I’m no expert and while I’ve taken a handful of college courses, I still find myself stuttering out a barely audible, “Uh, urg, well it’s there.” when confronted after an anti-Edison snark filled tirade. In fact, one of my goals in creating this blog aside from nerdgasming all over my spare time is to MAKE myself an expert rather than a regurgitating info machine. That’s what teachers and calculators are for, kids!

Speaking of, one of the people in my life I look up to and respect the most was my history professor for four years (I stalked her course list like a Mongol at a cabinet convention). And while she knew heaps of information, my favorite part about lecture was when someone asked a question and they were met with a thoughtful answer that always put the timeframe and mindset of a life of people in perspective. She knew what she was talking about and she understood it. Even better was when some smart-mouthed punk would have the gall to argue and she would verbally bitch-slap that shit down with years and years of resource accumulation and fine, yes, I had a girl crush, okay?!
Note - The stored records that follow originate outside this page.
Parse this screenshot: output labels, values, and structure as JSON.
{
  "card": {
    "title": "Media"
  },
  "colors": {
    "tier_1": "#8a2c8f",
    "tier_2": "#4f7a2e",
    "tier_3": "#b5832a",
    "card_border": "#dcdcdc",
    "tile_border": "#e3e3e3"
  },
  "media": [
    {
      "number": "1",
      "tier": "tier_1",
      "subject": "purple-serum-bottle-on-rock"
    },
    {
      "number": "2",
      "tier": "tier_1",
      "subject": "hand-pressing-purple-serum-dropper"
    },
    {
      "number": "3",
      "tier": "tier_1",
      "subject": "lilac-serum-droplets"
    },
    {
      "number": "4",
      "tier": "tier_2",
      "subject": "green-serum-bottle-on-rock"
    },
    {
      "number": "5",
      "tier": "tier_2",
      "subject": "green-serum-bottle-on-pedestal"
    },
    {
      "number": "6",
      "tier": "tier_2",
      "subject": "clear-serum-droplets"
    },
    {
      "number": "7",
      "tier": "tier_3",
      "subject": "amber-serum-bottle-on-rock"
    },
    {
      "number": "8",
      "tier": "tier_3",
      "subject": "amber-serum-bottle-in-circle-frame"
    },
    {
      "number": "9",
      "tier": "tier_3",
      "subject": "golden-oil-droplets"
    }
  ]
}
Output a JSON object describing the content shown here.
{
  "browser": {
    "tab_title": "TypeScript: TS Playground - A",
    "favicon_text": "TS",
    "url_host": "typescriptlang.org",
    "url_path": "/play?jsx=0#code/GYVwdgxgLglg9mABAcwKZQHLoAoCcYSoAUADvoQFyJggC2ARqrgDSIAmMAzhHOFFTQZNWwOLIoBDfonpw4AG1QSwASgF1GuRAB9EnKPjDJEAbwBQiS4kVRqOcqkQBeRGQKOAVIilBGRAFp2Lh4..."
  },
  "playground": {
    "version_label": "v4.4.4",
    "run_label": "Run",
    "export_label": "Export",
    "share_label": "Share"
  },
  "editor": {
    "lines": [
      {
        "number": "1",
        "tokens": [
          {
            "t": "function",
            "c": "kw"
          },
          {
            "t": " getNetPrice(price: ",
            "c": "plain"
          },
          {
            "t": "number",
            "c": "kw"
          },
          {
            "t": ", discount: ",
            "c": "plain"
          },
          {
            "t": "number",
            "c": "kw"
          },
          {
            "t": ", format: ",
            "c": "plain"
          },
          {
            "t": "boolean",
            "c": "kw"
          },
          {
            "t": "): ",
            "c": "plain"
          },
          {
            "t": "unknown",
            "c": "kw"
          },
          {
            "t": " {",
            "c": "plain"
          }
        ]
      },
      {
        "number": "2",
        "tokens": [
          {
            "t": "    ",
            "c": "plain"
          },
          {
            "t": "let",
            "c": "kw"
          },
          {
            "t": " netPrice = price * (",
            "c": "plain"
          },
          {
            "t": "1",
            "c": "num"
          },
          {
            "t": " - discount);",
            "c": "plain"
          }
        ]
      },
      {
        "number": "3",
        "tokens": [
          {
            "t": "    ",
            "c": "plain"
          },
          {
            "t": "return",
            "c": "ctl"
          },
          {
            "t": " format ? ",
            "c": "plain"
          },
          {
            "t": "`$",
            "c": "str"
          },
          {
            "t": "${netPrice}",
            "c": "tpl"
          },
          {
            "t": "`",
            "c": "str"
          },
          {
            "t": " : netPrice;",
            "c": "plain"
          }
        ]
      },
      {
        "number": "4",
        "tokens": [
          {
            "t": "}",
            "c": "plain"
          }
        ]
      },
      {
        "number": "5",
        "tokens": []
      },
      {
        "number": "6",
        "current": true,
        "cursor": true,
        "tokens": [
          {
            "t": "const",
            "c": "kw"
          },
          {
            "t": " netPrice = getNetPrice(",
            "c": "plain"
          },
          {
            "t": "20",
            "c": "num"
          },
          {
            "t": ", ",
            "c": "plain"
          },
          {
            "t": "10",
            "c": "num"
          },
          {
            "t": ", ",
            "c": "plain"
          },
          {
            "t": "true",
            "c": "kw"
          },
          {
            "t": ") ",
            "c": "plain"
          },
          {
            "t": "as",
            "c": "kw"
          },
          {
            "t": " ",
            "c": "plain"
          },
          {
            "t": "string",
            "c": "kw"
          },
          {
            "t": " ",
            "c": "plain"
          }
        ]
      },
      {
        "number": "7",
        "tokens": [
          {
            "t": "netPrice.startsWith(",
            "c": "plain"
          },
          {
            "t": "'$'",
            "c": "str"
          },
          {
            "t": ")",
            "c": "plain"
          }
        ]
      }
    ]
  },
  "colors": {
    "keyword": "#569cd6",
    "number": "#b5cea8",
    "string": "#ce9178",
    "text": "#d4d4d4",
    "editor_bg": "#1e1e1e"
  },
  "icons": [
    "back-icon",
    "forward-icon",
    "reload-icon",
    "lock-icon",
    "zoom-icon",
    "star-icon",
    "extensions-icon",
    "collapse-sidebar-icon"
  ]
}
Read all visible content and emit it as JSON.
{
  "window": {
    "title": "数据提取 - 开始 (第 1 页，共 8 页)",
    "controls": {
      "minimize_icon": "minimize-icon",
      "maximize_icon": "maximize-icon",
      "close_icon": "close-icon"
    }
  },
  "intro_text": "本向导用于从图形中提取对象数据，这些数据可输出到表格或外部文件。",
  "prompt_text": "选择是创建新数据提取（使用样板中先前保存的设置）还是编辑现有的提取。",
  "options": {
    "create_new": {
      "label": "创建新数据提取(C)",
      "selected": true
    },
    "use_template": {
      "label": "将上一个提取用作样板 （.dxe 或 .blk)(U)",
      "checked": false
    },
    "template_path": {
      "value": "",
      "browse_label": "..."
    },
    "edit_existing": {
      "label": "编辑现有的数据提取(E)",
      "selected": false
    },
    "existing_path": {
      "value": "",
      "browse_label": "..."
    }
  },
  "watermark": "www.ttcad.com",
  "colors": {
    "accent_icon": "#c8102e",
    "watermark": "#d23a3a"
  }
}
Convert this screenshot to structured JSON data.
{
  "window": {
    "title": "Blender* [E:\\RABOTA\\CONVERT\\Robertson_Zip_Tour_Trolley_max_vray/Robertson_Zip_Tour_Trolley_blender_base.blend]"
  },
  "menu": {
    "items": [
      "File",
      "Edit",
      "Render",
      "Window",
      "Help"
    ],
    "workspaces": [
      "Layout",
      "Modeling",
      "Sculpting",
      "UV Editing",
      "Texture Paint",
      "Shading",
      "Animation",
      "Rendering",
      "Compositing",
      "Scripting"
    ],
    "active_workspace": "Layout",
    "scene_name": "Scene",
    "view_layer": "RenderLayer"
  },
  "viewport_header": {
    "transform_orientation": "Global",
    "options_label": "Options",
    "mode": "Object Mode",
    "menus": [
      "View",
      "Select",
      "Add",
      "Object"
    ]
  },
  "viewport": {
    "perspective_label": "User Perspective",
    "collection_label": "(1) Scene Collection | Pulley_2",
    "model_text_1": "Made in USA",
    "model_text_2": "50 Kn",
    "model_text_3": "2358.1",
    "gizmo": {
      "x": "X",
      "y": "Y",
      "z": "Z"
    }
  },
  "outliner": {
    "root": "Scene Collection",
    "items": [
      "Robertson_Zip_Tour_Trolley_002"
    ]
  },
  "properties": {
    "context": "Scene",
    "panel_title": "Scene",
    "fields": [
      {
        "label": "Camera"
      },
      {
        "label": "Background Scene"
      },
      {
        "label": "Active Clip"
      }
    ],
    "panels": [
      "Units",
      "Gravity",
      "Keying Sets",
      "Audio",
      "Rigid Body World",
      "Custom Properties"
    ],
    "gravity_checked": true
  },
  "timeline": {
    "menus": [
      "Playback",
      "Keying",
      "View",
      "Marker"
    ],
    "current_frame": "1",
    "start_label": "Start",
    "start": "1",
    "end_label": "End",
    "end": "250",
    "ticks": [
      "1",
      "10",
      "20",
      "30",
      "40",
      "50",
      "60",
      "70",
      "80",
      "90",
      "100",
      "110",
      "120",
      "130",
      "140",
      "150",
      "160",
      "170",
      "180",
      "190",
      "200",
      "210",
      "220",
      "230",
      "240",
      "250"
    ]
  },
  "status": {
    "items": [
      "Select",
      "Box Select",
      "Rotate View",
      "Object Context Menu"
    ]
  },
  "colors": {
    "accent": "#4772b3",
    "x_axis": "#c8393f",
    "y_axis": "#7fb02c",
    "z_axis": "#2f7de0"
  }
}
So basically, if you’re reading this, you’ve stumbled upon an ambitious endeavor from a casual fan of history with the explicit goal of becoming an expert on a wide array of subjects and themes pertaining to the discipline. Since I have completed my standard Liberal Arts degree and am currently in between schools slinging coffee at a bookstore in my spare time, stretching and exercising my brain is a must otherwise all that familiarity with research and learning will dry up faster than the Temperance movement. I will be researching and studying completely random ideas and topics in History, reading chapter books, and otherwise blogging on anything that piques my interest and philomathic yearning.

So if you’d like to join me on this little adventure and nerd out with me, please come in. My friends grow tired of my history chattering and do not find my jokes amusing. If you’re here to factcheck, correct, or otherwise berate my drudgery, flame on. All I ask is that you provide sources because this is, after all, a learning process and I am a fellow douche so try harder.

And now let us begin, as Julius Caesar once said, ” I came, I saw, and I totally got stabbed 33 times by some brute.”